The Washington area abounds with street names that genuinely reflect the history of the region by preserving old family names: Veitch Street in Arlington, Sheriff Road in Washington, Veirs Mill Road in Montgomery County, Addison Road in Prince George's. Another such name popped into view yesterday in this newspaper's Virginia Weekly section: Utterback Store Road.
A controversy has developed, the article reported, over a proposal to install a traffic signal at Utterback Store Road and Old Georgetown Pike, decreasing -- as many residents see it -- the rural atmosphere of the community of Great Falls. The north-south road itself links Leesburg Pike with Old Georgetown Pike.
Somehow, Metro Scene supposed, the name Utterback Store Road reached back into the post-colonial period. Yesterday, talking to a couple of longtime Great Falls residents, we were disabused of that notion: Theodore T. Utterback, it develops, opened his small one-room store near the intersection mentioned above sometime after World War I and, ailing and by then having but one leg, he shut it down in the early 1950s. He has since died.
"It sold the basics -- bread, milk, sugar, penny candy," said Alice Utterback, operator of Great Falls Realty, whose husband Fred is a cousin of Theodore. "It had a pot-bellied stove where all of the men congregated every evening."
Milburn Sanders, the first president of the Great Falls Historical Society, voiced childhood memories of the store and of Utterback's role as the driver of the neighborhood school bus, a Ford Model T. He said his historical group has been trying, without success, to find a picture of the store.

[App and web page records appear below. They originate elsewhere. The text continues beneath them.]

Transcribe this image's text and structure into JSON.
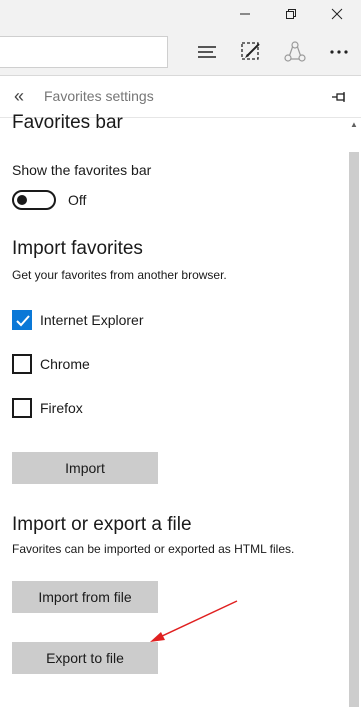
{
  "panel": {
    "title": "Favorites settings",
    "favorites_bar": {
      "heading": "Favorites bar",
      "show_label": "Show the favorites bar",
      "toggle_state": "Off"
    },
    "import": {
      "heading": "Import favorites",
      "description": "Get your favorites from another browser.",
      "browsers": [
        {
          "label": "Internet Explorer",
          "checked": true
        },
        {
          "label": "Chrome",
          "checked": false
        },
        {
          "label": "Firefox",
          "checked": false
        }
      ],
      "button_label": "Import"
    },
    "import_export": {
      "heading": "Import or export a file",
      "description": "Favorites can be imported or exported as HTML files.",
      "import_button": "Import from file",
      "export_button": "Export to file"
    }
  },
  "icons": {
    "titlebar": [
      "minimize-icon",
      "restore-icon",
      "close-icon"
    ],
    "toolbar": [
      "hub-icon",
      "web-note-icon",
      "share-icon",
      "more-icon"
    ],
    "panel": [
      "back-icon",
      "pin-icon"
    ]
  },
  "colors": {
    "accent": "#0a78d7",
    "button": "#cccccc",
    "arrow": "#e02020"
  }
}
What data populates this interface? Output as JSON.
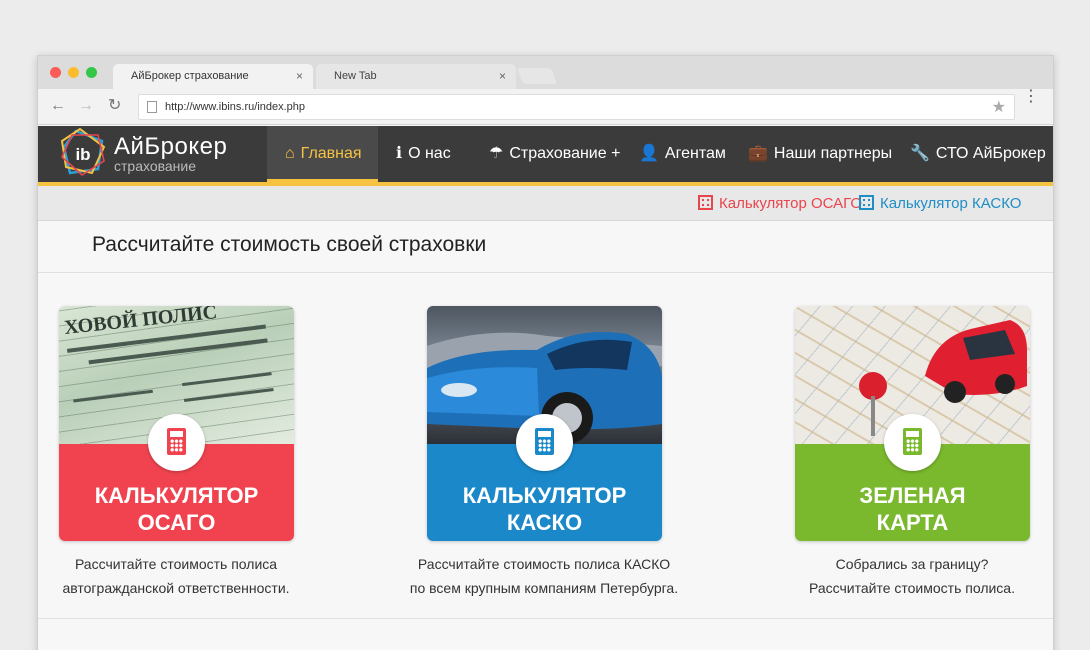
{
  "browser": {
    "tabs": [
      {
        "title": "АйБрокер страхование",
        "close": "×"
      },
      {
        "title": "New Tab",
        "close": "×"
      }
    ],
    "url": "http://www.ibins.ru/index.php",
    "back": "←",
    "forward": "→",
    "reload": "↻",
    "star": "★",
    "menu": "⋮"
  },
  "site": {
    "brand": "АйБрокер",
    "brand_sub": "страхование",
    "logo_letters": "ib",
    "nav": [
      {
        "label": "Главная",
        "icon": "home-icon",
        "glyph": "⌂"
      },
      {
        "label": "О нас",
        "icon": "info-icon",
        "glyph": "ℹ"
      },
      {
        "label": "Страхование +",
        "icon": "umbrella-icon",
        "glyph": "☂"
      },
      {
        "label": "Агентам",
        "icon": "user-icon",
        "glyph": "👤"
      },
      {
        "label": "Наши партнеры",
        "icon": "briefcase-icon",
        "glyph": "💼"
      },
      {
        "label": "СТО АйБрокер",
        "icon": "wrench-icon",
        "glyph": "🔧"
      }
    ],
    "subnav": [
      {
        "label": "Калькулятор ОСАГО",
        "color": "#e8454d"
      },
      {
        "label": "Калькулятор КАСКО",
        "color": "#1e8ec6"
      }
    ]
  },
  "main": {
    "title": "Рассчитайте стоимость своей страховки",
    "cards": [
      {
        "line1": "КАЛЬКУЛЯТОР",
        "line2": "ОСАГО",
        "color": "#f0434f",
        "image": "insurance-policy-image",
        "desc1": "Рассчитайте стоимость полиса",
        "desc2": "автогражданской ответственности."
      },
      {
        "line1": "КАЛЬКУЛЯТОР",
        "line2": "КАСКО",
        "color": "#1a88c9",
        "image": "blue-car-image",
        "desc1": "Рассчитайте стоимость полиса КАСКО",
        "desc2": "по всем крупным компаниям Петербурга."
      },
      {
        "line1": "ЗЕЛЕНАЯ",
        "line2": "КАРТА",
        "color": "#7ab82d",
        "image": "map-car-image",
        "desc1": "Собрались за границу?",
        "desc2": "Рассчитайте стоимость полиса."
      }
    ]
  }
}
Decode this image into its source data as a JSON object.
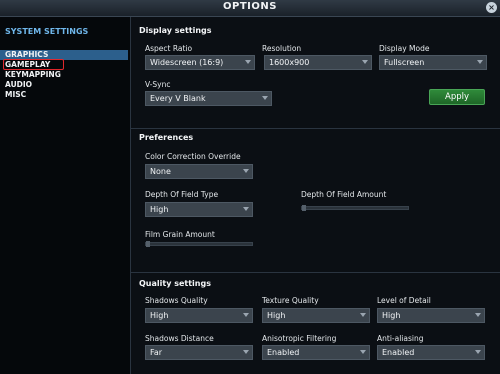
{
  "window": {
    "title": "OPTIONS",
    "close_glyph": "×"
  },
  "sidebar": {
    "title": "SYSTEM SETTINGS",
    "items": [
      "GRAPHICS",
      "GAMEPLAY",
      "KEYMAPPING",
      "AUDIO",
      "MISC"
    ],
    "selected": "GRAPHICS",
    "annotated_item": "GAMEPLAY"
  },
  "display": {
    "heading": "Display settings",
    "aspect_ratio_label": "Aspect Ratio",
    "aspect_ratio_value": "Widescreen (16:9)",
    "resolution_label": "Resolution",
    "resolution_value": "1600x900",
    "display_mode_label": "Display Mode",
    "display_mode_value": "Fullscreen",
    "vsync_label": "V-Sync",
    "vsync_value": "Every V Blank",
    "apply_label": "Apply"
  },
  "preferences": {
    "heading": "Preferences",
    "color_correction_label": "Color Correction Override",
    "color_correction_value": "None",
    "dof_type_label": "Depth Of Field Type",
    "dof_type_value": "High",
    "dof_amount_label": "Depth Of Field Amount",
    "film_grain_label": "Film Grain Amount"
  },
  "quality": {
    "heading": "Quality settings",
    "shadows_quality_label": "Shadows Quality",
    "shadows_quality_value": "High",
    "texture_quality_label": "Texture Quality",
    "texture_quality_value": "High",
    "lod_label": "Level of Detail",
    "lod_value": "High",
    "shadows_distance_label": "Shadows Distance",
    "shadows_distance_value": "Far",
    "aniso_label": "Anisotropic Filtering",
    "aniso_value": "Enabled",
    "aa_label": "Anti-aliasing",
    "aa_value": "Enabled"
  },
  "colors": {
    "accent": "#6fb6ea",
    "selected_bg": "#2c5f8c",
    "annotation": "#e0282d",
    "apply": "#2f8a3a"
  }
}
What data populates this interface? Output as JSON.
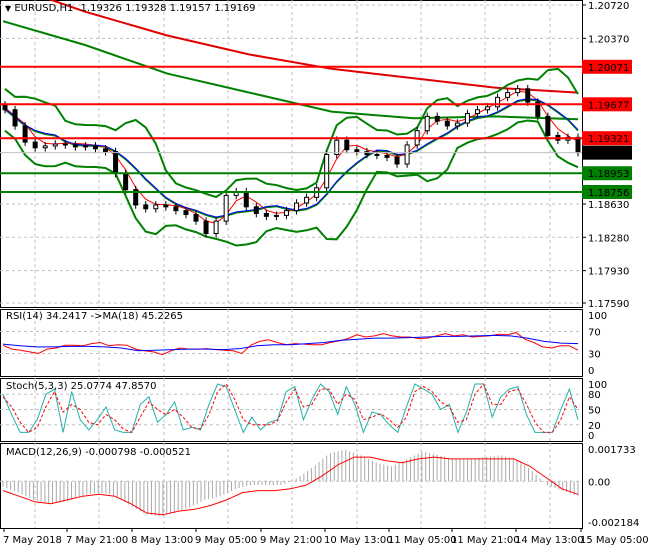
{
  "header": {
    "symbol": "EURUSD,H1",
    "open": "1.19326",
    "high": "1.19328",
    "low": "1.19157",
    "close": "1.19169"
  },
  "chart_data": [
    {
      "type": "candlestick",
      "title": "EURUSD,H1",
      "ylim": [
        1.1759,
        1.2072
      ],
      "y_ticks": [
        "1.20720",
        "1.20370",
        "1.18630",
        "1.18280",
        "1.17930",
        "1.17590"
      ],
      "y_tick_values": [
        1.2072,
        1.2037,
        1.1863,
        1.1828,
        1.1793,
        1.1759
      ],
      "closes": [
        1.1962,
        1.1945,
        1.1928,
        1.1922,
        1.1924,
        1.1926,
        1.1925,
        1.1923,
        1.1924,
        1.1921,
        1.1918,
        1.1895,
        1.1878,
        1.1862,
        1.1858,
        1.1862,
        1.186,
        1.1856,
        1.1852,
        1.1845,
        1.1832,
        1.1845,
        1.1872,
        1.1876,
        1.186,
        1.1853,
        1.185,
        1.1851,
        1.1856,
        1.1864,
        1.187,
        1.188,
        1.1915,
        1.193,
        1.192,
        1.1918,
        1.1915,
        1.1914,
        1.1912,
        1.1905,
        1.1925,
        1.194,
        1.1955,
        1.195,
        1.1945,
        1.1948,
        1.1958,
        1.1962,
        1.1965,
        1.1975,
        1.198,
        1.1984,
        1.197,
        1.1955,
        1.1935,
        1.193,
        1.1933,
        1.1917
      ],
      "ma_slow_red": [
        1.2095,
        1.2065,
        1.204,
        1.202,
        1.2005,
        1.1995,
        1.1985,
        1.198
      ],
      "ma_slow_green": [
        1.2055,
        1.203,
        1.2,
        1.198,
        1.196,
        1.1953,
        1.1955,
        1.1952
      ],
      "levels": [
        {
          "value": "1.20071",
          "price": 1.20071,
          "color": "#ff0000"
        },
        {
          "value": "1.19677",
          "price": 1.19677,
          "color": "#ff0000"
        },
        {
          "value": "1.19321",
          "price": 1.19321,
          "color": "#ff0000"
        },
        {
          "value": "1.18953",
          "price": 1.18953,
          "color": "#008000"
        },
        {
          "value": "1.18756",
          "price": 1.18756,
          "color": "#008000"
        }
      ],
      "current_price": {
        "value": "1.19169",
        "price": 1.19169
      }
    },
    {
      "type": "line",
      "title": "RSI(14) 34.2417  ->MA(18) 45.2265",
      "ylim": [
        0,
        100
      ],
      "y_ticks": [
        "100",
        "70",
        "30",
        "0"
      ],
      "y_tick_values": [
        100,
        70,
        30,
        0
      ],
      "series": [
        {
          "name": "RSI(14)",
          "color": "#ff0000",
          "values": [
            45,
            38,
            36,
            33,
            30,
            38,
            40,
            45,
            45,
            44,
            48,
            50,
            44,
            46,
            45,
            38,
            35,
            33,
            28,
            35,
            40,
            38,
            38,
            39,
            37,
            36,
            35,
            30,
            45,
            52,
            55,
            50,
            46,
            48,
            47,
            46,
            46,
            50,
            53,
            57,
            64,
            60,
            62,
            66,
            62,
            60,
            60,
            57,
            58,
            62,
            66,
            62,
            64,
            60,
            61,
            62,
            65,
            64,
            68,
            56,
            50,
            42,
            40,
            44,
            44,
            36
          ]
        },
        {
          "name": "MA(18)",
          "color": "#0000ff",
          "values": [
            47,
            44,
            42,
            42,
            43,
            43,
            42,
            40,
            35,
            36,
            37,
            38,
            38,
            37,
            39,
            44,
            46,
            46,
            48,
            50,
            54,
            56,
            58,
            58,
            59,
            60,
            61,
            61,
            62,
            63,
            62,
            58,
            52,
            49,
            48
          ]
        }
      ]
    },
    {
      "type": "line",
      "title": "Stoch(5,3,3) 25.0774 47.8570",
      "ylim": [
        0,
        100
      ],
      "y_ticks": [
        "100",
        "80",
        "50",
        "20",
        "0"
      ],
      "y_tick_values": [
        100,
        80,
        50,
        20,
        0
      ],
      "series": [
        {
          "name": "Main",
          "color": "#20b2aa",
          "values": [
            80,
            40,
            5,
            5,
            30,
            80,
            90,
            5,
            85,
            30,
            10,
            30,
            55,
            10,
            5,
            5,
            60,
            75,
            25,
            40,
            65,
            10,
            15,
            10,
            60,
            100,
            95,
            50,
            5,
            35,
            10,
            25,
            30,
            85,
            95,
            30,
            70,
            100,
            85,
            40,
            95,
            60,
            5,
            45,
            40,
            20,
            5,
            55,
            100,
            90,
            80,
            50,
            60,
            5,
            45,
            100,
            100,
            35,
            75,
            90,
            95,
            40,
            5,
            5,
            5,
            50,
            90,
            30
          ]
        },
        {
          "name": "Signal",
          "color": "#ff0000",
          "values": [
            75,
            55,
            25,
            5,
            15,
            55,
            85,
            45,
            60,
            50,
            25,
            20,
            40,
            30,
            12,
            5,
            35,
            65,
            50,
            40,
            50,
            35,
            15,
            12,
            40,
            85,
            100,
            70,
            30,
            20,
            20,
            20,
            28,
            65,
            90,
            55,
            60,
            90,
            90,
            60,
            80,
            70,
            30,
            35,
            42,
            30,
            15,
            35,
            85,
            95,
            85,
            65,
            55,
            25,
            30,
            80,
            100,
            60,
            60,
            85,
            90,
            60,
            25,
            5,
            5,
            30,
            75,
            50
          ]
        }
      ]
    },
    {
      "type": "bar",
      "title": "MACD(12,26,9) -0.000798 -0.000521",
      "ylim": [
        -0.002184,
        0.001733
      ],
      "y_ticks": [
        "0.001733",
        "0.00",
        "-0.002184"
      ],
      "y_tick_values": [
        0.001733,
        0,
        -0.002184
      ],
      "series": [
        {
          "name": "MACD",
          "color": "#a9a9a9",
          "values": [
            -0.0003,
            -0.0006,
            -0.001,
            -0.0012,
            -0.0011,
            -0.0008,
            -0.0006,
            -0.0007,
            -0.0012,
            -0.0017,
            -0.0019,
            -0.0017,
            -0.0014,
            -0.001,
            -0.0008,
            -0.0004,
            -0.0002,
            -0.0002,
            -0.0002,
            0.0002,
            0.0008,
            0.0015,
            0.0017,
            0.0014,
            0.001,
            0.0008,
            0.0012,
            0.0016,
            0.0014,
            0.0012,
            0.0012,
            0.0013,
            0.0014,
            0.0012,
            0.0006,
            -0.0002,
            -0.0005,
            -0.0008
          ]
        },
        {
          "name": "Signal",
          "color": "#ff0000",
          "values": [
            -0.0005,
            -0.0008,
            -0.0011,
            -0.0012,
            -0.001,
            -0.0008,
            -0.0007,
            -0.0008,
            -0.0012,
            -0.0017,
            -0.0018,
            -0.0016,
            -0.0015,
            -0.0013,
            -0.001,
            -0.0006,
            -0.0005,
            -0.0005,
            -0.0004,
            -0.0002,
            0.0003,
            0.0009,
            0.0013,
            0.0013,
            0.0011,
            0.001,
            0.0012,
            0.0013,
            0.0012,
            0.0012,
            0.0012,
            0.0012,
            0.0012,
            0.0008,
            0.0002,
            -0.0004,
            -0.0007
          ]
        }
      ]
    }
  ],
  "x_axis": {
    "labels": [
      "7 May 2018",
      "7 May 21:00",
      "8 May 13:00",
      "9 May 05:00",
      "9 May 21:00",
      "10 May 13:00",
      "11 May 05:00",
      "11 May 21:00",
      "14 May 13:00",
      "15 May 05:00"
    ]
  }
}
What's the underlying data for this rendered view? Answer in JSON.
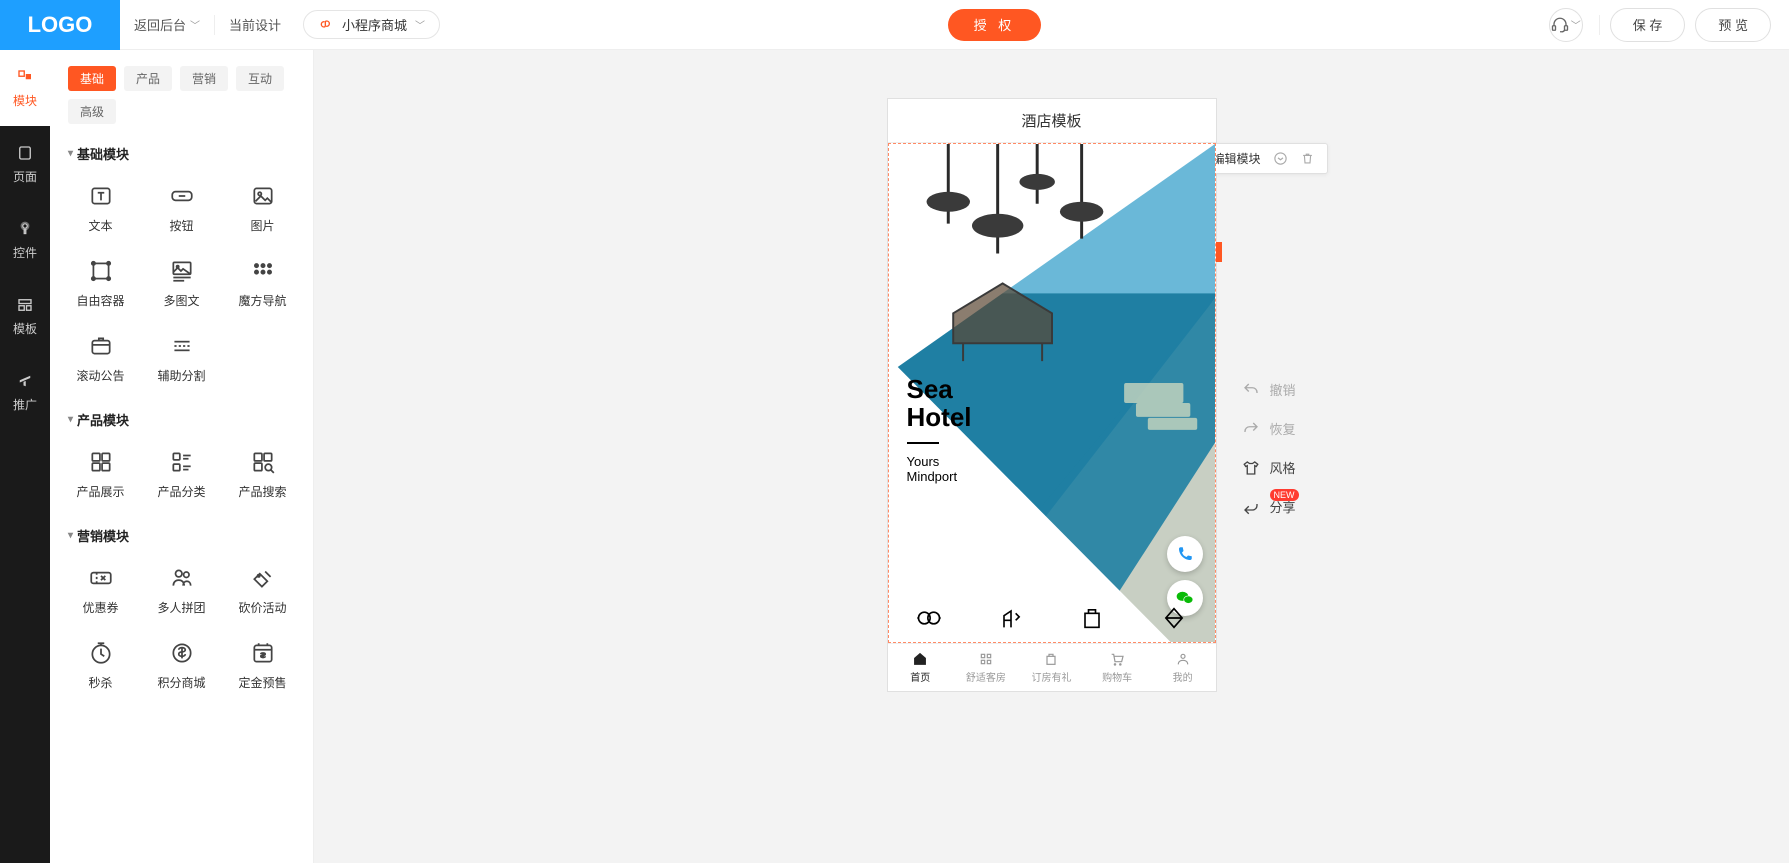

The Utterbacks were among the first group of non-English-speaking Europeans, iron miners, who came to Virginia from Germany in 1714 and settled in Germanna, west of Fredericksburg. They moved to Fauquier County. Some remained in Northern Virginia, and others migrated to and through Kentucky.